A fiduciary duty occurs in a relationship when one party is obligated to act entirely in the interest of the other. In these situations, the fiduciary owes a legal duty to the principal, and proper care must be taken to ensure that no conflict arises between the parties. Examples of fiduciary relationships include company executives acting for stockholders, financial advisers acting for investors, trustees acting for estate beneficiaries, and attorneys acting for clients—just to name a few.
Types of Fiduciary Duties. There are three primary fiduciary duties owed by fiduciaries:
- Duty of Loyalty: To satisfy the duty of loyalty, a fiduciary must always act with the principal’s best interests in mind. Fiduciaries may not act with their own interests in mind, and may not use their role as a fiduciary to benefit themselves.
- Duty of Care: To satisfy the duty of care, fiduciaries must consider all available information and avoid unreasonable risks when taking action on behalf of the principal or beneficiary. Fiduciaries must be reasonably informed of alternative options for action and may solicit input from others. This duty’s purpose is to prevent unreasonable actions by a fiduciary.
- Duty of Good Faith: Fiduciaries must employ prudence and care when making decisions; in other words, they must act “in good faith.”
Breaches of Fiduciary Duties:
Typically, breaches of fiduciary duties can occur when a fiduciary relationship is in effect and the fiduciary takes actions which violate, or are counterproductive to, the best interests of the principal. In these cases, the fiduciary’s actions are usually alleged to have benefited his or her own interests (or the interests of a third party) instead of the client’s/principal’s interests. Sometimes, the alleged breach involves the fiduciary’s failure to provide important, relevant information to the client—leading to misunderstandings or misguided advice. It is important to note that fiduciaries should disclose any potential conflict of interest, because any perceived conflict can be interpreted as a breach of trust.
Elements of a Breach of Fiduciary Duties Claim. In order to prove that a fiduciary’s duties have been breached, several elements must be established in order for a plaintiff to prevail in a claim:
- Duty: The plaintiff must demonstrate that a fiduciary relationship actually existed;
- Breach: The plaintiff must prove that a breach of a fiduciary duty occurred (for example, negligence or illegal use of funds);
- Damages: The plaintiff must demonstrate that the breach resulted in actual damages; and
- Causation: The plaintiff must show that those damages were a direct consequence of the fiduciary’s breach of its duties.
Contact The Castle Law Firm For Guidance

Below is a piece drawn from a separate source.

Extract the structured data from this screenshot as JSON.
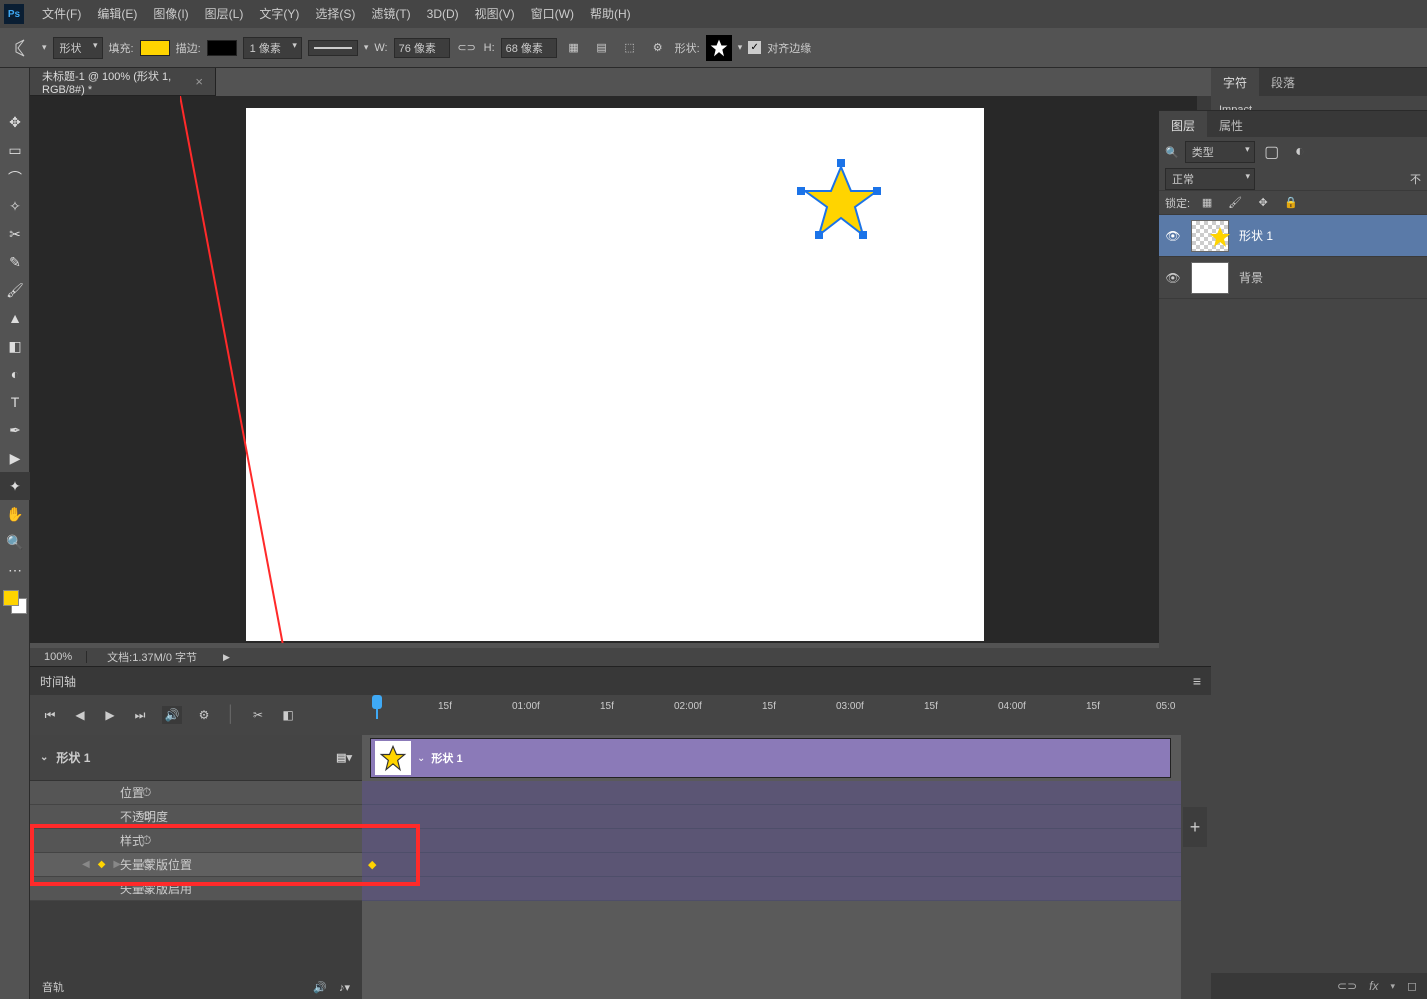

Business disputes can be complicated and uncomfortable. The Castle Law Firm is experienced in helping its clients resolve breach of fiduciary duty claims, and can guide you through every step of the process—from settlement negotiations to adjudicating before dispute resolution forums, as necessary. Contact the firm online or call 312-598-3971 to schedule a free consultation today.